_Work request_. Print out the data exactly, keeping every image out of it.
++++++++
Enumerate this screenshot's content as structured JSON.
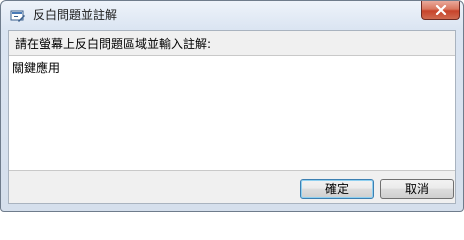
{
  "window": {
    "title": "反白問題並註解",
    "icon": "snipping-pen-icon"
  },
  "dialog": {
    "prompt": "請在螢幕上反白問題區域並輸入註解:",
    "comment_value": "關鍵應用"
  },
  "buttons": {
    "ok_label": "確定",
    "cancel_label": "取消"
  },
  "colors": {
    "close_button": "#c7432a",
    "default_button_border": "#3c7fb1"
  }
}
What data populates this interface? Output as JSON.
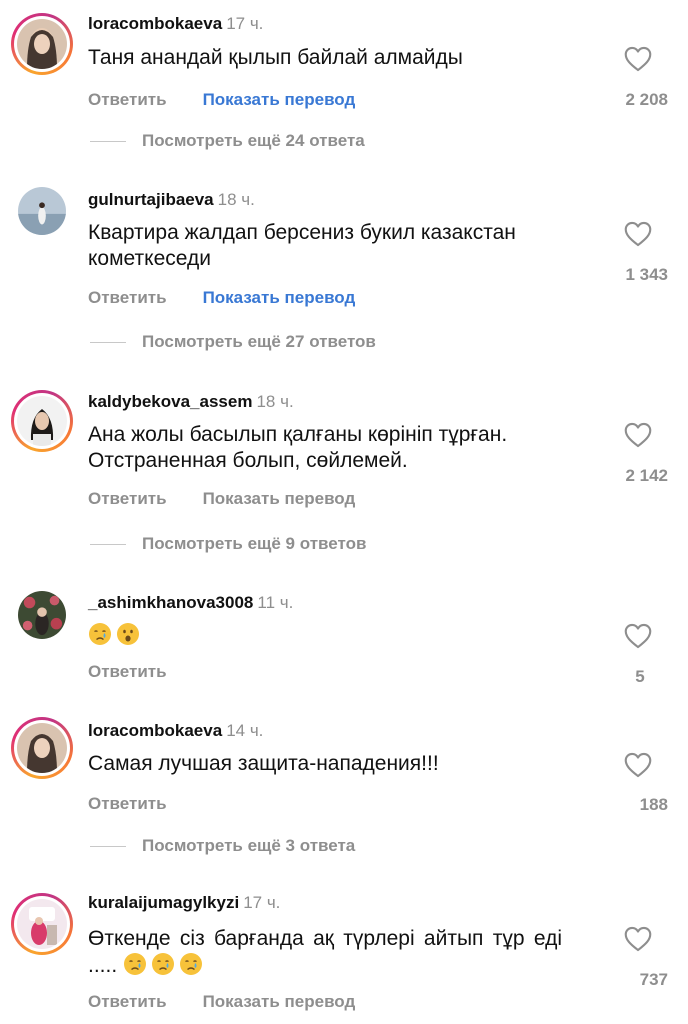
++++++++
_Written solution_.
Enumerate this screenshot's content as structured JSON.
{
  "window": {
    "title": "反白問題並註解",
    "icon": "snipping-pen-icon"
  },
  "dialog": {
    "prompt": "請在螢幕上反白問題區域並輸入註解:",
    "comment_value": "關鍵應用"
  },
  "buttons": {
    "ok_label": "確定",
    "cancel_label": "取消"
  },
  "colors": {
    "close_button": "#c7432a",
    "default_button_border": "#3c7fb1"
  }
}
What data populates this interface? Output as JSON.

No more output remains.